[Dataset excerpts — start]

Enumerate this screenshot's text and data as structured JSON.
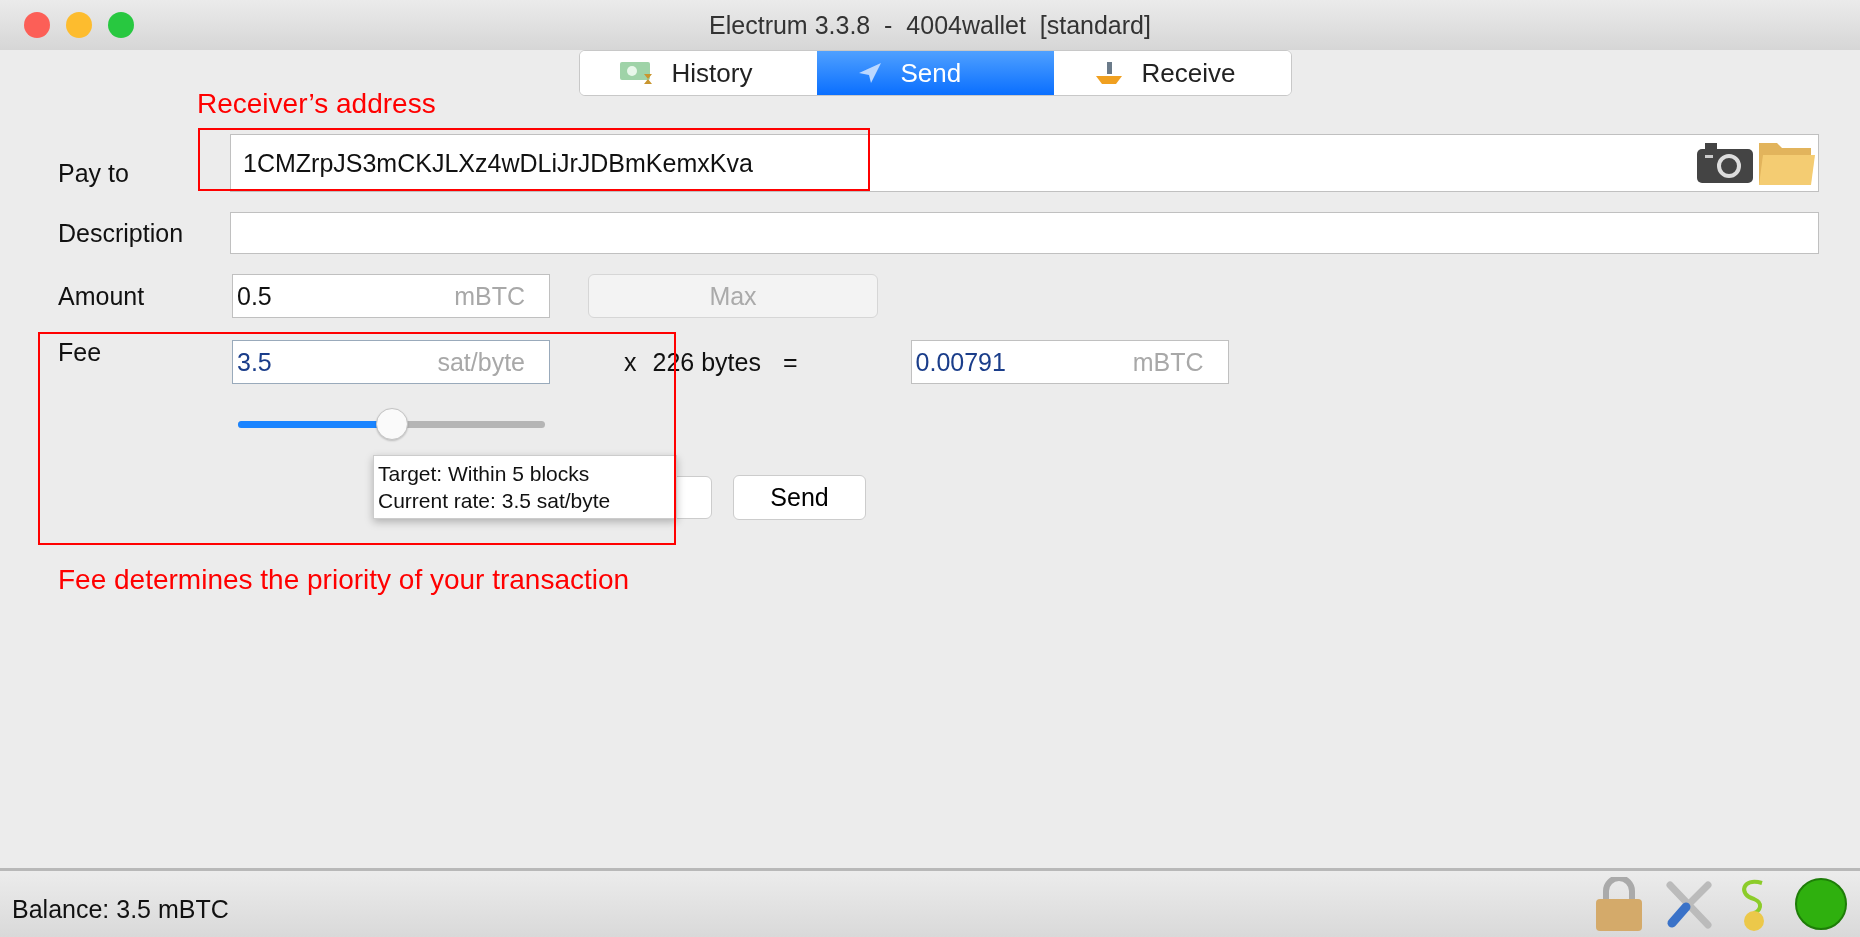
{
  "window": {
    "title": "Electrum 3.3.8  -  4004wallet  [standard]"
  },
  "tabs": [
    {
      "label": "History",
      "selected": false
    },
    {
      "label": "Send",
      "selected": true
    },
    {
      "label": "Receive",
      "selected": false
    }
  ],
  "form": {
    "pay_to": {
      "label": "Pay to",
      "value": "1CMZrpJS3mCKJLXz4wDLiJrJDBmKemxKva"
    },
    "description": {
      "label": "Description"
    },
    "amount": {
      "label": "Amount",
      "value": "0.5",
      "unit": "mBTC",
      "max_button": "Max"
    },
    "fee": {
      "label": "Fee",
      "rate": "3.5",
      "rate_unit": "sat/byte",
      "times": "x",
      "size": "226 bytes",
      "equals": "=",
      "total": "0.00791",
      "total_unit": "mBTC",
      "slider": {
        "level": 0.5
      }
    },
    "send_button": "Send",
    "tooltip": [
      "Target: Within 5 blocks",
      "Current rate: 3.5 sat/byte"
    ]
  },
  "annotations": [
    {
      "text": "Receiver’s address"
    },
    {
      "text": "Fee determines the priority of your transaction"
    }
  ],
  "status_bar": {
    "balance": "Balance: 3.5 mBTC"
  }
}
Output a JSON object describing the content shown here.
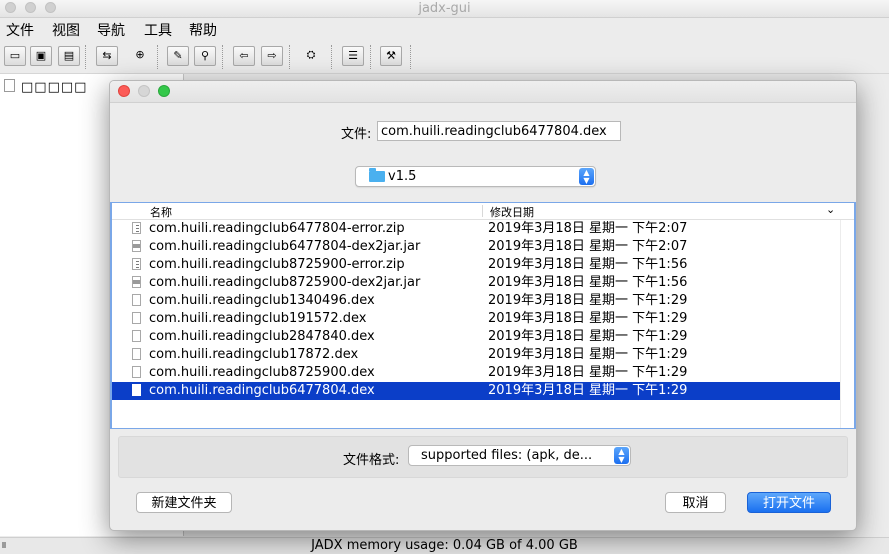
{
  "window": {
    "title": "jadx-gui"
  },
  "menubar": {
    "items": [
      "文件",
      "视图",
      "导航",
      "工具",
      "帮助"
    ]
  },
  "toolbar": {
    "buttons": [
      {
        "icon": "open-file-icon"
      },
      {
        "icon": "save-all-icon"
      },
      {
        "icon": "export-icon"
      },
      {
        "icon": "sync-icon"
      },
      {
        "icon": "flatten-packages-icon"
      },
      {
        "icon": "find-icon"
      },
      {
        "icon": "search-icon"
      },
      {
        "icon": "back-icon"
      },
      {
        "icon": "forward-icon"
      },
      {
        "icon": "deobfuscation-icon"
      },
      {
        "icon": "log-icon"
      },
      {
        "icon": "preferences-icon"
      }
    ]
  },
  "tree": {
    "root_label": "□□□□□"
  },
  "status": {
    "text": "JADX memory usage: 0.04 GB of 4.00 GB"
  },
  "dialog": {
    "filename_label": "文件:",
    "filename_value": "com.huili.readingclub6477804.dex",
    "directory": "v1.5",
    "columns": {
      "name": "名称",
      "date": "修改日期"
    },
    "files": [
      {
        "name": "com.huili.readingclub6477804-error.zip",
        "date": "2019年3月18日 星期一 下午2:07",
        "type": "zip"
      },
      {
        "name": "com.huili.readingclub6477804-dex2jar.jar",
        "date": "2019年3月18日 星期一 下午2:07",
        "type": "jar"
      },
      {
        "name": "com.huili.readingclub8725900-error.zip",
        "date": "2019年3月18日 星期一 下午1:56",
        "type": "zip"
      },
      {
        "name": "com.huili.readingclub8725900-dex2jar.jar",
        "date": "2019年3月18日 星期一 下午1:56",
        "type": "jar"
      },
      {
        "name": "com.huili.readingclub1340496.dex",
        "date": "2019年3月18日 星期一 下午1:29",
        "type": "dex"
      },
      {
        "name": "com.huili.readingclub191572.dex",
        "date": "2019年3月18日 星期一 下午1:29",
        "type": "dex"
      },
      {
        "name": "com.huili.readingclub2847840.dex",
        "date": "2019年3月18日 星期一 下午1:29",
        "type": "dex"
      },
      {
        "name": "com.huili.readingclub17872.dex",
        "date": "2019年3月18日 星期一 下午1:29",
        "type": "dex"
      },
      {
        "name": "com.huili.readingclub8725900.dex",
        "date": "2019年3月18日 星期一 下午1:29",
        "type": "dex"
      },
      {
        "name": "com.huili.readingclub6477804.dex",
        "date": "2019年3月18日 星期一 下午1:29",
        "type": "dex",
        "selected": true
      }
    ],
    "format_label": "文件格式:",
    "format_value": "supported files: (apk, de...",
    "new_folder_label": "新建文件夹",
    "cancel_label": "取消",
    "open_label": "打开文件"
  },
  "colors": {
    "selection": "#0b3ec8",
    "accent": "#1a70f0"
  }
}
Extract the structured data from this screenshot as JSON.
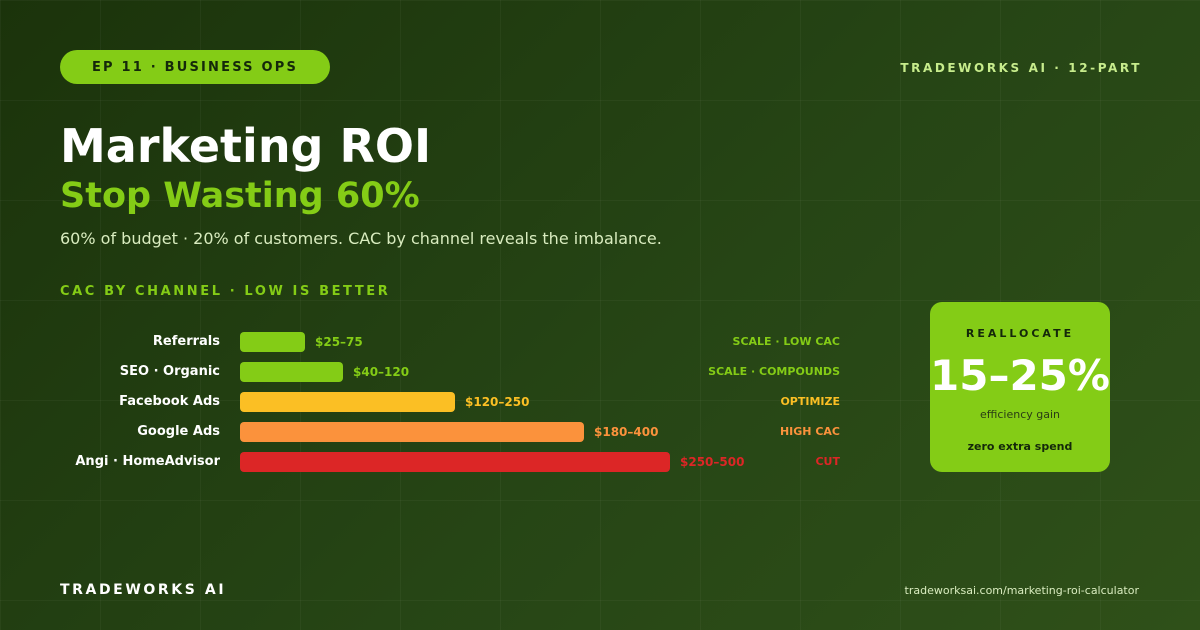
{
  "header": {
    "episode_pill": "EP 11 · BUSINESS OPS",
    "series_label": "TRADEWORKS AI · 12-PART"
  },
  "hero": {
    "title": "Marketing ROI",
    "subtitle": "Stop Wasting 60%",
    "description": "60% of budget · 20% of customers. CAC by channel reveals the imbalance."
  },
  "chart_data": {
    "type": "bar",
    "orientation": "horizontal",
    "title": "CAC BY CHANNEL · LOW IS BETTER",
    "unit": "$",
    "categories": [
      "Referrals",
      "SEO · Organic",
      "Facebook Ads",
      "Google Ads",
      "Angi · HomeAdvisor"
    ],
    "ranges": [
      [
        25,
        75
      ],
      [
        40,
        120
      ],
      [
        120,
        250
      ],
      [
        180,
        400
      ],
      [
        250,
        500
      ]
    ],
    "range_labels": [
      "$25–75",
      "$40–120",
      "$120–250",
      "$180–400",
      "$250–500"
    ],
    "actions": [
      "SCALE · LOW CAC",
      "SCALE · COMPOUNDS",
      "OPTIMIZE",
      "HIGH CAC",
      "CUT"
    ],
    "colors": [
      "#84cc16",
      "#84cc16",
      "#fbbf24",
      "#fb923c",
      "#dc2626"
    ],
    "xlim": [
      0,
      500
    ]
  },
  "card": {
    "heading": "REALLOCATE",
    "value": "15–25%",
    "caption": "efficiency gain",
    "note": "zero extra spend"
  },
  "footer": {
    "brand": "TRADEWORKS AI",
    "url": "tradeworksai.com/marketing-roi-calculator"
  }
}
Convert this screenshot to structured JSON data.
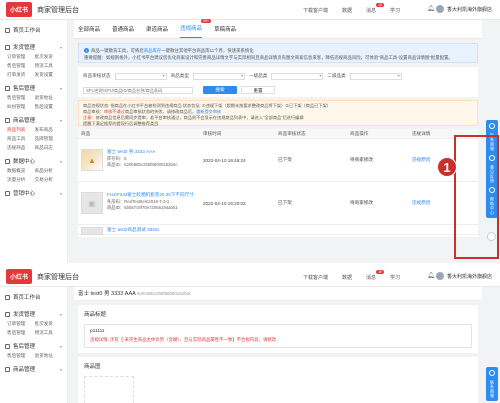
{
  "app": {
    "logo": "小红书",
    "title": "商家管理后台"
  },
  "topbar": {
    "links": [
      "下载客户端",
      "数据",
      "消息",
      "学习"
    ],
    "badge": "19",
    "username": "香大利凯海外旗舰店"
  },
  "sidebar": {
    "home": "首页工作台",
    "groups": [
      {
        "name": "发货管理",
        "items": [
          "订单管理",
          "批次发货",
          "售后管理",
          "物流工具",
          "打单发货",
          "发货设置"
        ]
      },
      {
        "name": "售后管理",
        "items": [
          "售后管理",
          "退货地址",
          "纠纷管理",
          "售后设置"
        ]
      },
      {
        "name": "商品管理",
        "items": [
          "商品列表",
          "发布商品",
          "商品工具",
          "品牌管理",
          "违规商品",
          "商品日志"
        ]
      },
      {
        "name": "数据中心",
        "items": [
          "数据概览",
          "商品分析",
          "流量分析",
          "交易分析"
        ]
      },
      {
        "name": "营销中心",
        "items": []
      }
    ],
    "active_item": "商品列表"
  },
  "tabs": {
    "items": [
      "全部商品",
      "普通商品",
      "渠道商品",
      "违规商品",
      "草稿商品"
    ],
    "active": "违规商品",
    "badge": "99+"
  },
  "notice": {
    "line1_prefix": "商品一键散货工具，可将您",
    "line1_link": "商品库存",
    "line1_suffix": "一键散往其他平台商品库11个月，快速来系统化",
    "line2": "重要提醒：如规则格外，小红书平台建议您优化商家设计和完善商品详情文字与实际相同且商品详情页有图文商家信息来客，降低违规商品风险。可体验“商品工具-设置商品详情图”批量配置。"
  },
  "filters": {
    "row1": {
      "audit_label": "商品审核状态",
      "type_label": "商品类型",
      "cat1_label": "一级品类",
      "cat2_label": "二级品类"
    },
    "row2": {
      "search_placeholder": "SPU名称/SPU/商品ID/商品名称/商品条码",
      "search_button": "搜索",
      "reset_button": "重置"
    }
  },
  "warning": {
    "line1": "商品违规状态: 指商品在小红书平台被检测到违规商品 状态包括: ①违规下架（超期未按要求整改商品将下架）②已下架（商品已下架）",
    "line2_label": "商品审核：",
    "line2_red": "审核不通过",
    "line2_text": "商品审核状态的失败，请修改商品后，",
    "line2_blue": "重新提交审核",
    "line3_label": "注意：",
    "line3_text": "修改商品信息后需同步提审，若平台审核通过，商品则不会显示在违规商品列表中，请进入“全部商品”后进行编辑",
    "line4": "提醒下满足推荐的提现行后调整推荐类目"
  },
  "table": {
    "columns": [
      "商品",
      "审核时间",
      "商品审核状态",
      "商品操作",
      "违规详情"
    ],
    "rows": [
      {
        "store": "香大利凯海外旗舰店",
        "name": "富士 test0 男 3333 AAA",
        "inventory": "库存码：6",
        "id": "商品ID：620b98bc255f86000162b0c",
        "time": "2022-04-10 16:46:24",
        "status": "已下架",
        "action": "待商家修改",
        "detail": "违规原因"
      },
      {
        "store": "香大利凯海外旗舰店",
        "name": "FUJIFILM富士胶相机套装20 30下不同尺寸",
        "inventory": "条形码：RedTestItem2018-7-2-1",
        "id": "商品ID：5b557c8f70e72056194ab51",
        "time": "2022-04-10 16:20:02",
        "status": "已下架",
        "action": "待商家修改",
        "detail": "违规原因"
      },
      {
        "store": "",
        "name": "富士 test2商品测试 333sx",
        "inventory": "",
        "id": "",
        "time": "",
        "status": "",
        "action": "",
        "detail": ""
      }
    ]
  },
  "annotation": {
    "step": "1"
  },
  "rightbar": {
    "items": [
      "联系商服",
      "意见反馈",
      "帮助中心"
    ]
  },
  "detail": {
    "title": "富士 test0 男 3333 AAA",
    "sku": "620c98bc255f86000162b0c",
    "section1_title": "商品标题",
    "field_value": "p11111",
    "field_error": "违规详情: 涉及【-未完生商品主体优势（含糊）、且与实际商品属性不一致】不合规内容，请修改",
    "section2_title": "商品图"
  },
  "colors": {
    "brand_red": "#e4393c",
    "accent_blue": "#2e8cf0",
    "highlight": "#c9302c"
  }
}
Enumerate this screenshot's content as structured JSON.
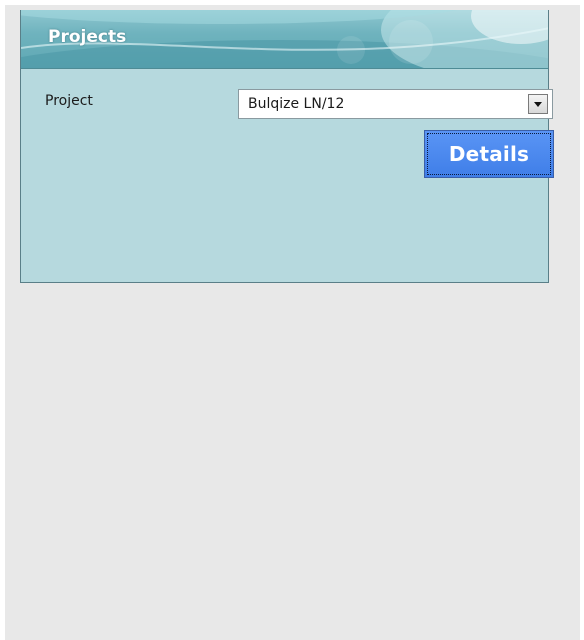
{
  "panel": {
    "title": "Projects",
    "project_label": "Project",
    "project_select": {
      "value": "Bulqize LN/12"
    },
    "details_button": "Details"
  }
}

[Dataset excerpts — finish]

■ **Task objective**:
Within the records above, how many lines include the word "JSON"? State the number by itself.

■ **Solution to this task**:
5